Website and app data records

=== Begin Enclosure ===

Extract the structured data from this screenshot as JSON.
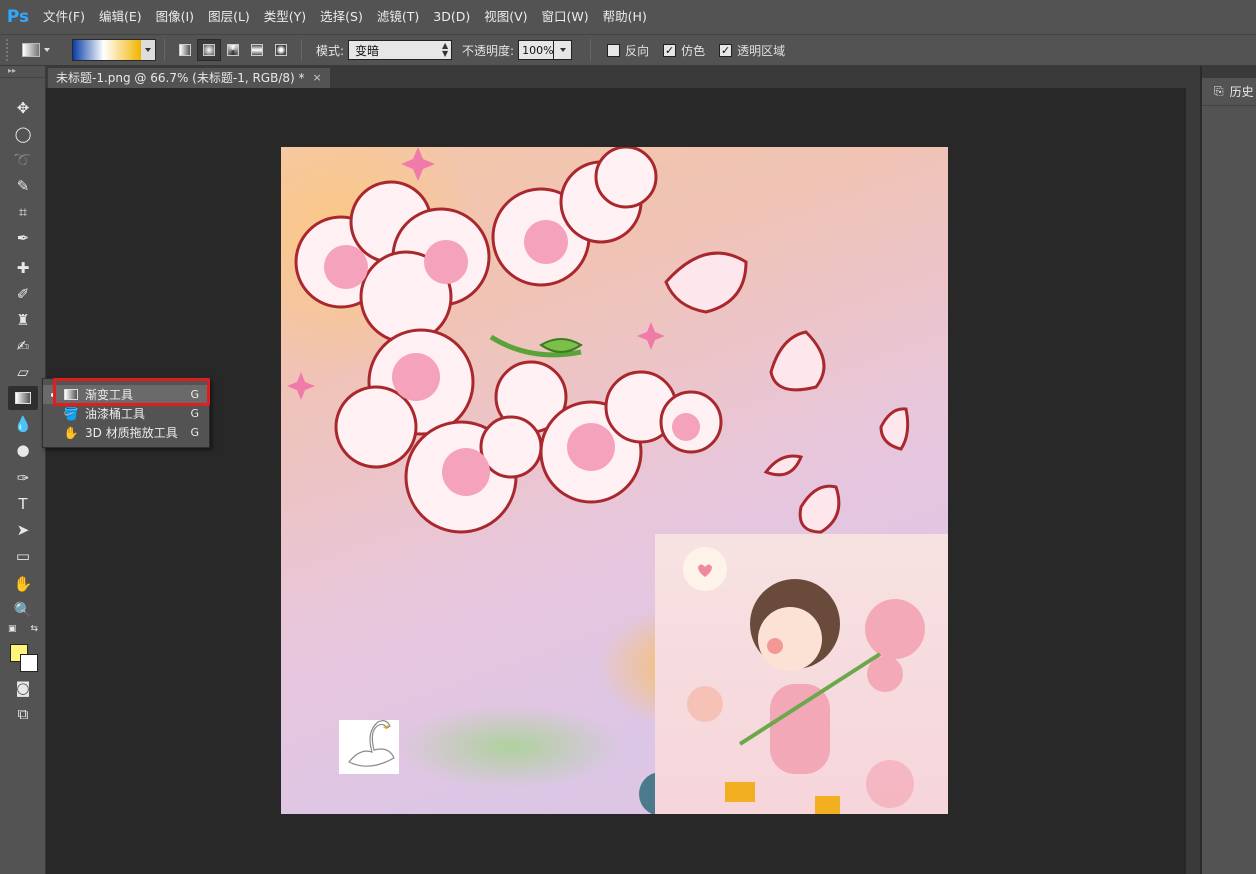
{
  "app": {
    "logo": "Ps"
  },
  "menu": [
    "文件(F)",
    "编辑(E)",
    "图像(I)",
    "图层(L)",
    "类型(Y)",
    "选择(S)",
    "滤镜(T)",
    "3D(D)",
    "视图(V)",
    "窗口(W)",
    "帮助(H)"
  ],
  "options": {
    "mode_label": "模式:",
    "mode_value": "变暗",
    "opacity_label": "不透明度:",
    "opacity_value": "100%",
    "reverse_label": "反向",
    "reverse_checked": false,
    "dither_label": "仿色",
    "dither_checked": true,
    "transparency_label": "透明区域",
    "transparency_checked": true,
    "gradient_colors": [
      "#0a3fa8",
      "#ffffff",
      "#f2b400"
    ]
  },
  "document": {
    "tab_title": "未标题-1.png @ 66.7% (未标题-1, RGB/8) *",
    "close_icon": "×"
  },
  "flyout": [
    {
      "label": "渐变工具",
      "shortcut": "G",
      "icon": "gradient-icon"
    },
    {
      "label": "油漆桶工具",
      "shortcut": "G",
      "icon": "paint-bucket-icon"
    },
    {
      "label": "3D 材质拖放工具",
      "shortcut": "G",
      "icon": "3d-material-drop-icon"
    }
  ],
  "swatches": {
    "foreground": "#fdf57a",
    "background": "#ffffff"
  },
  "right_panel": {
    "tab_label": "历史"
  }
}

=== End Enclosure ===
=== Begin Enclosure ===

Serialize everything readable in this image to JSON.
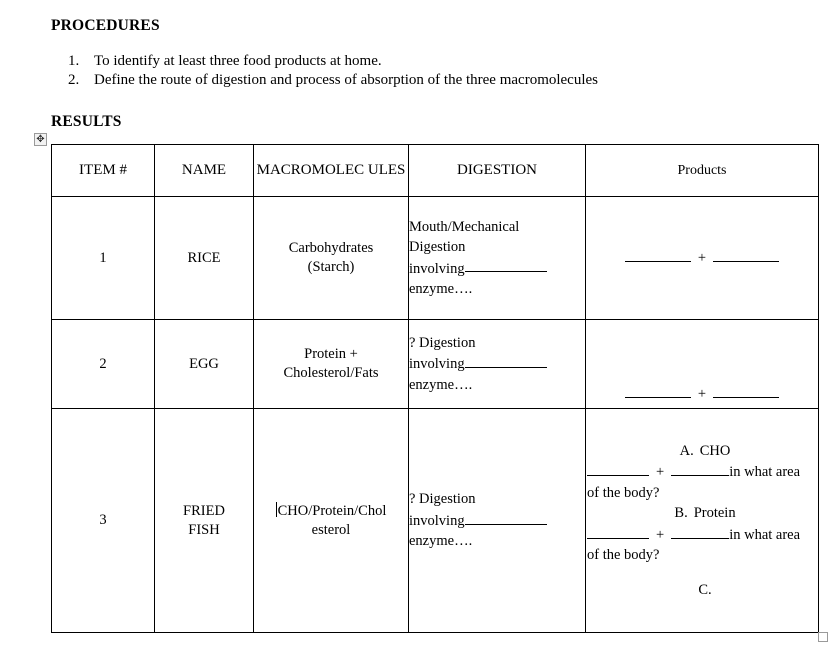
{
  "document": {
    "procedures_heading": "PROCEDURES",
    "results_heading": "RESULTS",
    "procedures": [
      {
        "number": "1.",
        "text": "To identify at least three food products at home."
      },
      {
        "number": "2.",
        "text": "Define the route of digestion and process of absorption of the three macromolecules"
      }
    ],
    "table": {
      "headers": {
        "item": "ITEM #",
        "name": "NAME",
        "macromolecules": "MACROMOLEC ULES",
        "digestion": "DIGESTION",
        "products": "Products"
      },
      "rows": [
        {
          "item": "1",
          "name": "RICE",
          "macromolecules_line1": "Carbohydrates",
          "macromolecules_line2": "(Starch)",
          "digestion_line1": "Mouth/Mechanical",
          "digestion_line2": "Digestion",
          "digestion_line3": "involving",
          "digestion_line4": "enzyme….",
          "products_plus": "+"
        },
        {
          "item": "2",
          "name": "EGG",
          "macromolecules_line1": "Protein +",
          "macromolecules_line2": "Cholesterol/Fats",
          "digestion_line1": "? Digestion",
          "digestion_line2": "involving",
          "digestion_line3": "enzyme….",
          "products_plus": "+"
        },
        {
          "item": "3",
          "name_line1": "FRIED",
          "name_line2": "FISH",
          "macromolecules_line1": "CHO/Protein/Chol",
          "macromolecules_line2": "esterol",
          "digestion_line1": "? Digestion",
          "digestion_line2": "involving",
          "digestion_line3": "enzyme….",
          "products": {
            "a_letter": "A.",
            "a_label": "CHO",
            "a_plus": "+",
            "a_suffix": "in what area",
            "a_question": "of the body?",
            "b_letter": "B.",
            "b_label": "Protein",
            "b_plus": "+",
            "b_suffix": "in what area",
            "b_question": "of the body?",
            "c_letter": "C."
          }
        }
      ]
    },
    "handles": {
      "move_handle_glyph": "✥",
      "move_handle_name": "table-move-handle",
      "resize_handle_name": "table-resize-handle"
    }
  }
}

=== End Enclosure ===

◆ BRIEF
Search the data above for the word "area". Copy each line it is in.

◆ TASK RESPONSE
            "a_suffix": "in what area",
            "b_suffix": "in what area",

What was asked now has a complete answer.